        No form of encryption can be considered unbreakable. The vaunted one-time pad can be intercepted, and quantum encryption can be stymied by blasting light "noise" into the fiber optics. Anything else can be bypassed by simply finding a way to get the message either before it's encrypted or after it's decrypted. Since our senses can't directly work with encrypted data, it'll have to be decrypted at some point.

        1. This post has been deleted by its author

  21. Irnerd

    As is absolutely reflective in British Society - Drink tea from a cup, use a knife and fork, and obey all the following (plus more) organisations (in no particular order)

    Royal Navy

    Royal Air Force

    Royal Army

    MI5

    MI6

    Constabulary (many many)

    ....

    Bank Of England

    And In 2015 / 2016 - added introduction of

    "Royal Encryption and Cryptography"

    Associating that the Crown will own the keys to the security of customer personal data stored by suppliers of broadband? Something charming [though not sure what] about this naivety.

    Good luck to all participants in that government and commercial relationship. A few more champagnes on ice for that likely successful debacle.

    Tin hats at the ready

  22. Paul Johnson 1

    So presumably the Great Firewall of China will soon be joined by Hadrian's Firewall.

POST COMMENT House rules

Not a member of The Register? Create a new account here.

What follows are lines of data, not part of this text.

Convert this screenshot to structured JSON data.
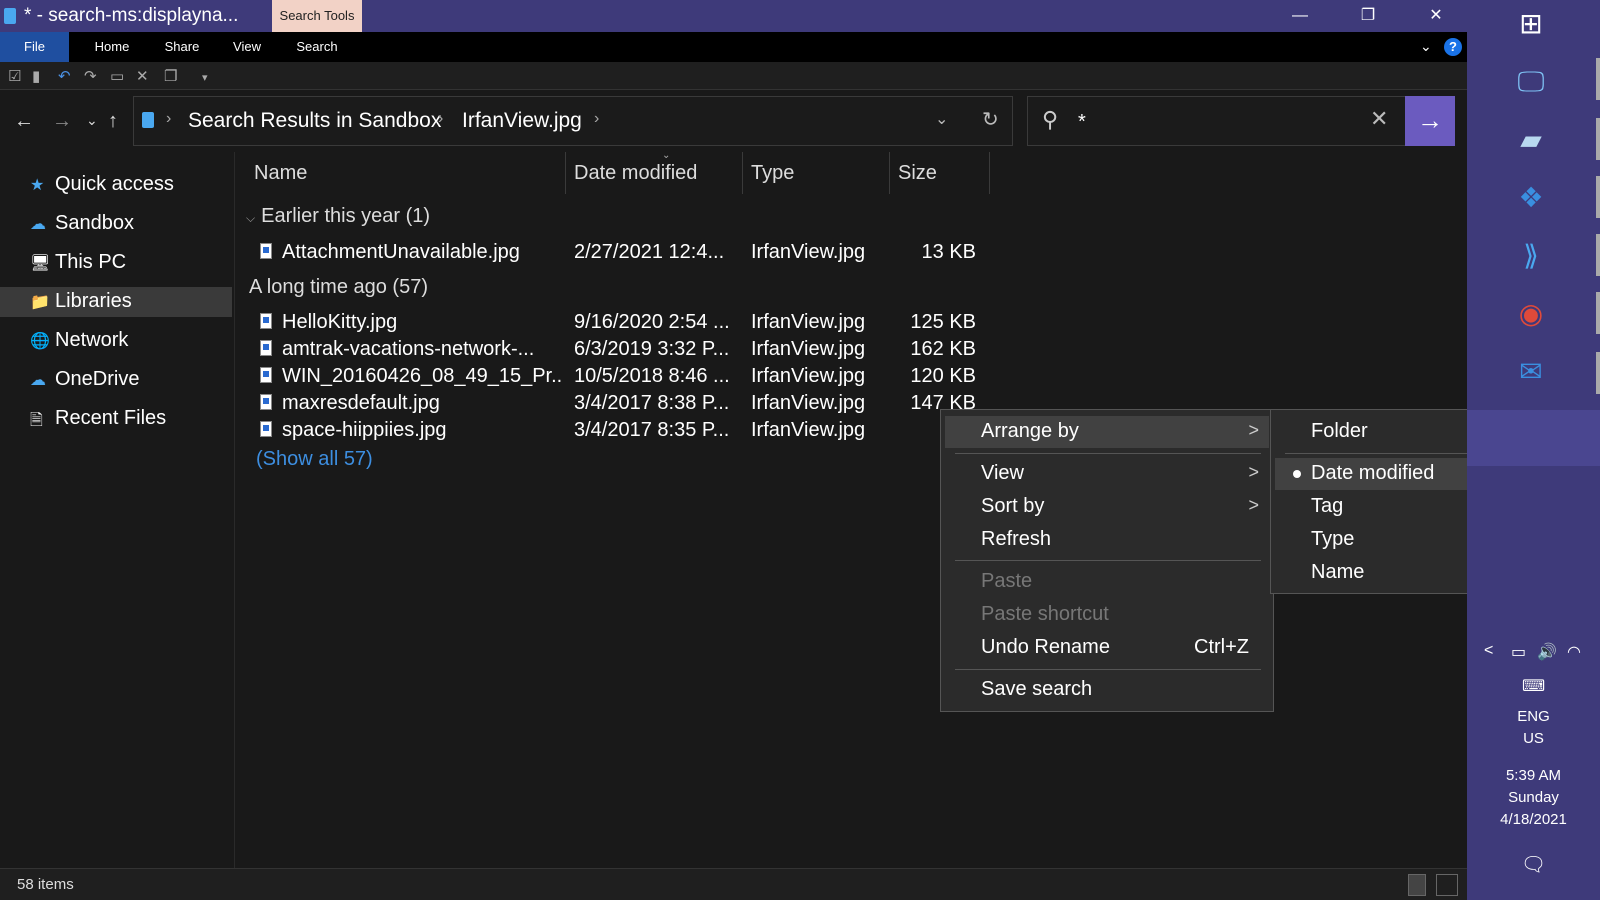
{
  "window": {
    "title": "* - search-ms:displayna...",
    "context_tab": "Search Tools",
    "min": "—",
    "max": "❐",
    "close": "✕"
  },
  "ribbon": {
    "tabs": [
      "File",
      "Home",
      "Share",
      "View",
      "Search"
    ],
    "collapse": "⌄",
    "help": "?"
  },
  "nav": {
    "back": "←",
    "forward": "→",
    "recent": "⌄",
    "up": "↑"
  },
  "address": {
    "crumbs": [
      "Search Results in Sandbox",
      "IrfanView.jpg"
    ],
    "sep": "›",
    "dropdown": "⌄",
    "refresh": "↻"
  },
  "search": {
    "value": "*",
    "clear": "✕",
    "go": "→",
    "icon": "⚲"
  },
  "navpane": [
    {
      "label": "Quick access",
      "icon": "★"
    },
    {
      "label": "Sandbox",
      "icon": "☁"
    },
    {
      "label": "This PC",
      "icon": "🖥"
    },
    {
      "label": "Libraries",
      "icon": "📁"
    },
    {
      "label": "Network",
      "icon": "🌐"
    },
    {
      "label": "OneDrive",
      "icon": "☁"
    },
    {
      "label": "Recent Files",
      "icon": "🗎"
    }
  ],
  "columns": [
    "Name",
    "Date modified",
    "Type",
    "Size"
  ],
  "groups": [
    {
      "label": "Earlier this year (1)"
    },
    {
      "label": "A long time ago (57)"
    }
  ],
  "files": [
    {
      "name": "AttachmentUnavailable.jpg",
      "date": "2/27/2021 12:4...",
      "type": "IrfanView.jpg",
      "size": "13 KB"
    },
    {
      "name": "HelloKitty.jpg",
      "date": "9/16/2020 2:54 ...",
      "type": "IrfanView.jpg",
      "size": "125 KB"
    },
    {
      "name": "amtrak-vacations-network-...",
      "date": "6/3/2019 3:32 P...",
      "type": "IrfanView.jpg",
      "size": "162 KB"
    },
    {
      "name": "WIN_20160426_08_49_15_Pr...",
      "date": "10/5/2018 8:46 ...",
      "type": "IrfanView.jpg",
      "size": "120 KB"
    },
    {
      "name": "maxresdefault.jpg",
      "date": "3/4/2017 8:38 P...",
      "type": "IrfanView.jpg",
      "size": "147 KB"
    },
    {
      "name": "space-hiippiies.jpg",
      "date": "3/4/2017 8:35 P...",
      "type": "IrfanView.jpg",
      "size": ""
    }
  ],
  "show_all": "(Show all 57)",
  "status": {
    "items": "58 items"
  },
  "context_menu": {
    "items": [
      {
        "label": "Arrange by",
        "submenu": true
      },
      {
        "label": "View",
        "submenu": true
      },
      {
        "label": "Sort by",
        "submenu": true
      },
      {
        "label": "Refresh"
      },
      {
        "label": "Paste",
        "disabled": true
      },
      {
        "label": "Paste shortcut",
        "disabled": true
      },
      {
        "label": "Undo Rename",
        "shortcut": "Ctrl+Z"
      },
      {
        "label": "Save search"
      }
    ],
    "arrow": ">"
  },
  "submenu": {
    "items": [
      "Folder",
      "Date modified",
      "Tag",
      "Type",
      "Name"
    ],
    "selected": "Date modified"
  },
  "taskbar": {
    "lang1": "ENG",
    "lang2": "US",
    "time": "5:39 AM",
    "day": "Sunday",
    "date": "4/18/2021",
    "tray_chevron": "<"
  },
  "colors": {
    "titlebar": "#3e3a7a",
    "accent": "#6b5bbf",
    "link": "#3d8ee0"
  }
}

  • Enter your comment

  • Add an icon

Anonymous cowards cannot choose their icon

Biting the hand that feeds IT © 1998–2022